IHBC welcomes RTPI's public vote on the 10 best places in Wales
On 5 August 2016, IHBC Wales Branch Chair Rory Wilson welcomed RTPI Cymru’s announcement that public nominations for the best places in Wales included the first place in Britain to be designated an Area of Outstanding Natural Beauty, several UNESCO World Heritage Sites and stunning landscapes.
Wilson said, ‘‘Public consciousness of great places is analogous with interest in our historic towns. IHBC (Wales) welcomes this initiative which should encourage interest and care of historic buildings and structures, and their context."
RTPI Cymru wrote:
Wales’ Best Places is a competition run by the RTPI Cymru, to celebrate some of our most attractive and inspiring places and the role planners have played in helping to protect or shape them for Welsh communities.
The finalists are:
- Aberaeron, Ceredigion
- Caernarfon, Gwynedd
- Cardiff Bay Inner Harbour, Cardiff
- Denbigh, Denbighshire
- Gower, Swansea
- The Hayes, Cardiff
- Llandudno Promenade and Mostyn Street, Conwy County Borough
- Merthyr Tydfil Town Centre, Merthyr Tydfil
- Snowdonia, Conwy and Gwynedd
- Tenby, Pembrokeshire Coast National Park
Peter Lloyd, Chair of RTPI Cymru said: ‘The competition has reminded us of the passion we have for places we love. The finalists, places clearly loved by the public, have been protected, carefully planned or improved by the planning system. I encourage everyone to get behind their favourite place to ensure it wins!’
 Find out more
 Related articles on Designing Buildings Wiki
 External references
Jacqueline Hughes, senior risk analyst at Equib, in pbctoday discusses how project managers for town centre developments can get their risk management strategies right.
A new paper from the Adam Smith Institute argues that the problem with the High Street has been totally misunderstood, saying that we need to reform restrictive planning rules and reject a policy of managed decline to reinvigorate our town centres.
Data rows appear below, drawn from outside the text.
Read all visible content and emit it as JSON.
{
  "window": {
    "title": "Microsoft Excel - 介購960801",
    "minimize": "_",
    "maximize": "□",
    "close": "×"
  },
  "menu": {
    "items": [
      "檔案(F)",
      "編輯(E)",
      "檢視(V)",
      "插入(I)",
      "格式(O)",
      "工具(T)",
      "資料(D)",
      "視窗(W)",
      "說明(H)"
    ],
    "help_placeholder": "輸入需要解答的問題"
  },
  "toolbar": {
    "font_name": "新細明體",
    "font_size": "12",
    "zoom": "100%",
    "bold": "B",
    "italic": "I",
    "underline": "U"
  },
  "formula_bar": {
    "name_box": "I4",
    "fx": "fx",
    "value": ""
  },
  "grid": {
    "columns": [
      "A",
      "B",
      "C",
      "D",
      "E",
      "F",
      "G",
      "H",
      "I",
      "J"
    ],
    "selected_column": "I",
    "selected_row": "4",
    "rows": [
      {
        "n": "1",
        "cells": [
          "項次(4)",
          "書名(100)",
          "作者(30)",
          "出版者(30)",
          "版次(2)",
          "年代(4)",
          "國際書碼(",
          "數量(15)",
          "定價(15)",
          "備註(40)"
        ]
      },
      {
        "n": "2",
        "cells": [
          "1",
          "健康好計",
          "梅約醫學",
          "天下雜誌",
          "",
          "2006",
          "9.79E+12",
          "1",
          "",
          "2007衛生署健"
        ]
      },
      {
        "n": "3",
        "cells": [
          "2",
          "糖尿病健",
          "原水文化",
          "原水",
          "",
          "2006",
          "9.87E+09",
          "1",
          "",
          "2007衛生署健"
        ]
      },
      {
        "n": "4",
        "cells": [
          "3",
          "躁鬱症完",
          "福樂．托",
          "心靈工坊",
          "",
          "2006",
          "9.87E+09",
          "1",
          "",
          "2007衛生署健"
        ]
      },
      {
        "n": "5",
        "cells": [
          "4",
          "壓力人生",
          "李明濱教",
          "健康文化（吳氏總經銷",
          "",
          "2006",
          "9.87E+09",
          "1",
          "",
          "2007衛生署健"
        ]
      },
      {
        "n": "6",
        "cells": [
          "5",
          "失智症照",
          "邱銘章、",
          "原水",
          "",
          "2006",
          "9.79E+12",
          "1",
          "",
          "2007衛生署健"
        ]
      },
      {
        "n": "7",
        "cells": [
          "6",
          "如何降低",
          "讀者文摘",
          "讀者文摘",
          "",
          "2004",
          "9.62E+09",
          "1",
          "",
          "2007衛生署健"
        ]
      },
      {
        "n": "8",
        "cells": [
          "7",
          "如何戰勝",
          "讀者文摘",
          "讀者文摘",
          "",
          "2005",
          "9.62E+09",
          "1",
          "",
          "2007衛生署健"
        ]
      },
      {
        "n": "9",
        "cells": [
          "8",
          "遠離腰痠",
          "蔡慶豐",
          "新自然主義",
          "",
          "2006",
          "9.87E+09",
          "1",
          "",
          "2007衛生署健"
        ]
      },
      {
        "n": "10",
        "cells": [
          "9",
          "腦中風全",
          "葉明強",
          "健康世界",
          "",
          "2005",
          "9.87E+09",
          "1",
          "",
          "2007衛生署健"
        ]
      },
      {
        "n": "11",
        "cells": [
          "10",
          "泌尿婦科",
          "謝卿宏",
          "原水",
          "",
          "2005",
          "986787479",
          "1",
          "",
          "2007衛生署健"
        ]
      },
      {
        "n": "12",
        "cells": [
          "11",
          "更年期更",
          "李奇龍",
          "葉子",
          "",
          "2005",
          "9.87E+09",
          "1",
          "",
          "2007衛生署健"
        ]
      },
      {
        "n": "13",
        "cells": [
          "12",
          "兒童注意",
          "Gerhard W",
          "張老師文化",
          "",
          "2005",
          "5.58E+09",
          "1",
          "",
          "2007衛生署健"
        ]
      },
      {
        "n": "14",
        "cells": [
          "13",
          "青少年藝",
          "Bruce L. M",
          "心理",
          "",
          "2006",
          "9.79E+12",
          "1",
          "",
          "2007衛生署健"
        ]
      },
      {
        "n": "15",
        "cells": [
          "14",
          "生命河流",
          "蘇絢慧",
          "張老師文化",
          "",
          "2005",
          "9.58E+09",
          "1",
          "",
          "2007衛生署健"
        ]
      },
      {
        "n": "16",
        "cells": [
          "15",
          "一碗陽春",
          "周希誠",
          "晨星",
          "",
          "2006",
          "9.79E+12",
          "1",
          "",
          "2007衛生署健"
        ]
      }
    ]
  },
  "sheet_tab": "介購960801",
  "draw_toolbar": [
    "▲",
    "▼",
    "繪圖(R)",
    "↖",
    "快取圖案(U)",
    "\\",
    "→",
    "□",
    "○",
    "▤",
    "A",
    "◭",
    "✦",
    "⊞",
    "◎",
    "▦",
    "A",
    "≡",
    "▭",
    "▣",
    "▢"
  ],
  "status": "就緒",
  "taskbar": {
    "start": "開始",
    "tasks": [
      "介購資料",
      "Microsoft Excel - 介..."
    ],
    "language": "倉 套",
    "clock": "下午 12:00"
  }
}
The Whole Life Cost of Energy (WLCoE) calculator – issued by government in BETA form – is intended to help building owners and operators to understand the full financial cost of the energy their buildings use, and welcomes feedback
New research published by Historic England (HE) shows the value of heritage to England’s economy as it contributes to economic prosperity and growth through jobs in the heritage and construction sectors and from tourism.
Investigations have begun into what caused part of Chester’s Roman city wall to collapse during construction work.
Though conservation professionals' skills in understanding, defining and explaining local character and architecture can help inform new residential design.
Over 500 historic places have been added to the National Heritage List for England (NHLE) in 2019 and Historic England (HE) has showcased 21 highlights.
The K2 prototype telephone box situated outside the Royal Academy in London – built as part of the 1924 competition that gave rise to the iconic design and first listed at Grade II in 1986 – has had its listing upgraded to Grade II*.
The second in a series focusses on developing the Asset Information Model (AIM).
Reflecting issues that will be encountered across the IHBC’s June 2020 Brighton School, think tank Centre for Cities argues for High Street success.
City A.M took a tour of the first apartment to be completed within the original grade II*-listed power station with designer Tim Boyd of Michaelis Boyd – which also designed the interiors for Soho House and the Groucho Club – and Battersea Power Station’s UK sales director Georgia Siri.
A conversion of a locomotive hangar into a public library is the first retrofit to win the top prize at the World Architecture Festival (WAF).